Instructions to follow → The full listing is to be returned exactly as given, but without pictures.
Start of Supplied data
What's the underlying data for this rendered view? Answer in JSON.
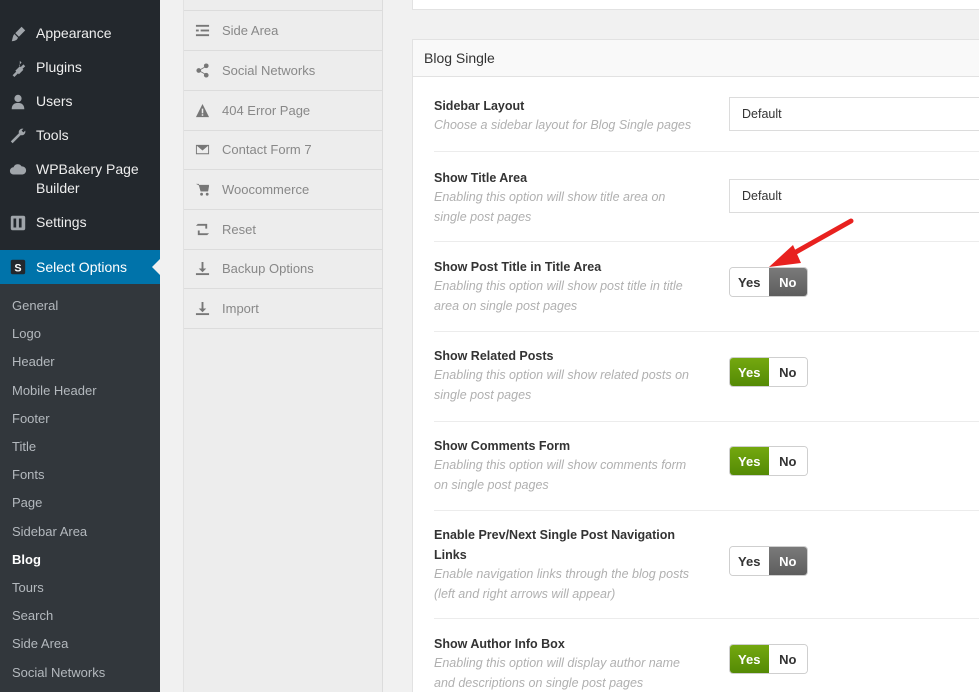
{
  "wp_menu": {
    "items": [
      {
        "label": "Appearance",
        "icon": "paintbrush-icon"
      },
      {
        "label": "Plugins",
        "icon": "plug-icon"
      },
      {
        "label": "Users",
        "icon": "user-icon"
      },
      {
        "label": "Tools",
        "icon": "wrench-icon"
      },
      {
        "label": "WPBakery Page Builder",
        "icon": "cloud-icon"
      },
      {
        "label": "Settings",
        "icon": "settings-icon"
      },
      {
        "label": "Select Options",
        "icon": "select-logo-icon"
      }
    ],
    "submenu": [
      "General",
      "Logo",
      "Header",
      "Mobile Header",
      "Footer",
      "Title",
      "Fonts",
      "Page",
      "Sidebar Area",
      "Blog",
      "Tours",
      "Search",
      "Side Area",
      "Social Networks"
    ],
    "current_submenu": "Blog",
    "accent_color": "#0073aa"
  },
  "options_nav": {
    "items": [
      {
        "label": "Side Area",
        "icon": "list-icon"
      },
      {
        "label": "Social Networks",
        "icon": "share-icon"
      },
      {
        "label": "404 Error Page",
        "icon": "warning-icon"
      },
      {
        "label": "Contact Form 7",
        "icon": "envelope-icon"
      },
      {
        "label": "Woocommerce",
        "icon": "cart-icon"
      },
      {
        "label": "Reset",
        "icon": "retweet-icon"
      },
      {
        "label": "Backup Options",
        "icon": "download-icon"
      },
      {
        "label": "Import",
        "icon": "download-icon"
      }
    ]
  },
  "panel": {
    "title": "Blog Single",
    "rows": [
      {
        "title": "Sidebar Layout",
        "desc": [
          "Choose a sidebar layout for Blog Single pages"
        ],
        "control": "select",
        "value": "Default"
      },
      {
        "title": "Show Title Area",
        "desc": [
          "Enabling this option will show title area on",
          "single post pages"
        ],
        "control": "select",
        "value": "Default"
      },
      {
        "title": "Show Post Title in Title Area",
        "desc": [
          "Enabling this option will show post title in title",
          "area on single post pages"
        ],
        "control": "toggle",
        "yes": "Yes",
        "no": "No",
        "state": "no"
      },
      {
        "title": "Show Related Posts",
        "desc": [
          "Enabling this option will show related posts on",
          "single post pages"
        ],
        "control": "toggle",
        "yes": "Yes",
        "no": "No",
        "state": "yes"
      },
      {
        "title": "Show Comments Form",
        "desc": [
          "Enabling this option will show comments form",
          "on single post pages"
        ],
        "control": "toggle",
        "yes": "Yes",
        "no": "No",
        "state": "yes"
      },
      {
        "title": "Enable Prev/Next Single Post Navigation Links",
        "desc": [
          "Enable navigation links through the blog posts",
          "(left and right arrows will appear)"
        ],
        "control": "toggle",
        "yes": "Yes",
        "no": "No",
        "state": "no"
      },
      {
        "title": "Show Author Info Box",
        "desc": [
          "Enabling this option will display author name",
          "and descriptions on single post pages"
        ],
        "control": "toggle",
        "yes": "Yes",
        "no": "No",
        "state": "yes"
      }
    ],
    "colors": {
      "yes_on": "#6a9e0c",
      "no_on": "#666666",
      "annotation_arrow": "#e8211f"
    }
  }
}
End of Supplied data
Exercise response →
What's the underlying data for this rendered view? Answer in JSON.
{
  "wp_menu": {
    "items": [
      {
        "label": "Appearance",
        "icon": "paintbrush-icon"
      },
      {
        "label": "Plugins",
        "icon": "plug-icon"
      },
      {
        "label": "Users",
        "icon": "user-icon"
      },
      {
        "label": "Tools",
        "icon": "wrench-icon"
      },
      {
        "label": "WPBakery Page Builder",
        "icon": "cloud-icon"
      },
      {
        "label": "Settings",
        "icon": "settings-icon"
      },
      {
        "label": "Select Options",
        "icon": "select-logo-icon"
      }
    ],
    "submenu": [
      "General",
      "Logo",
      "Header",
      "Mobile Header",
      "Footer",
      "Title",
      "Fonts",
      "Page",
      "Sidebar Area",
      "Blog",
      "Tours",
      "Search",
      "Side Area",
      "Social Networks"
    ],
    "current_submenu": "Blog",
    "accent_color": "#0073aa"
  },
  "options_nav": {
    "items": [
      {
        "label": "Side Area",
        "icon": "list-icon"
      },
      {
        "label": "Social Networks",
        "icon": "share-icon"
      },
      {
        "label": "404 Error Page",
        "icon": "warning-icon"
      },
      {
        "label": "Contact Form 7",
        "icon": "envelope-icon"
      },
      {
        "label": "Woocommerce",
        "icon": "cart-icon"
      },
      {
        "label": "Reset",
        "icon": "retweet-icon"
      },
      {
        "label": "Backup Options",
        "icon": "download-icon"
      },
      {
        "label": "Import",
        "icon": "download-icon"
      }
    ]
  },
  "panel": {
    "title": "Blog Single",
    "rows": [
      {
        "title": "Sidebar Layout",
        "desc": [
          "Choose a sidebar layout for Blog Single pages"
        ],
        "control": "select",
        "value": "Default"
      },
      {
        "title": "Show Title Area",
        "desc": [
          "Enabling this option will show title area on",
          "single post pages"
        ],
        "control": "select",
        "value": "Default"
      },
      {
        "title": "Show Post Title in Title Area",
        "desc": [
          "Enabling this option will show post title in title",
          "area on single post pages"
        ],
        "control": "toggle",
        "yes": "Yes",
        "no": "No",
        "state": "no"
      },
      {
        "title": "Show Related Posts",
        "desc": [
          "Enabling this option will show related posts on",
          "single post pages"
        ],
        "control": "toggle",
        "yes": "Yes",
        "no": "No",
        "state": "yes"
      },
      {
        "title": "Show Comments Form",
        "desc": [
          "Enabling this option will show comments form",
          "on single post pages"
        ],
        "control": "toggle",
        "yes": "Yes",
        "no": "No",
        "state": "yes"
      },
      {
        "title": "Enable Prev/Next Single Post Navigation Links",
        "desc": [
          "Enable navigation links through the blog posts",
          "(left and right arrows will appear)"
        ],
        "control": "toggle",
        "yes": "Yes",
        "no": "No",
        "state": "no"
      },
      {
        "title": "Show Author Info Box",
        "desc": [
          "Enabling this option will display author name",
          "and descriptions on single post pages"
        ],
        "control": "toggle",
        "yes": "Yes",
        "no": "No",
        "state": "yes"
      }
    ],
    "colors": {
      "yes_on": "#6a9e0c",
      "no_on": "#666666",
      "annotation_arrow": "#e8211f"
    }
  }
}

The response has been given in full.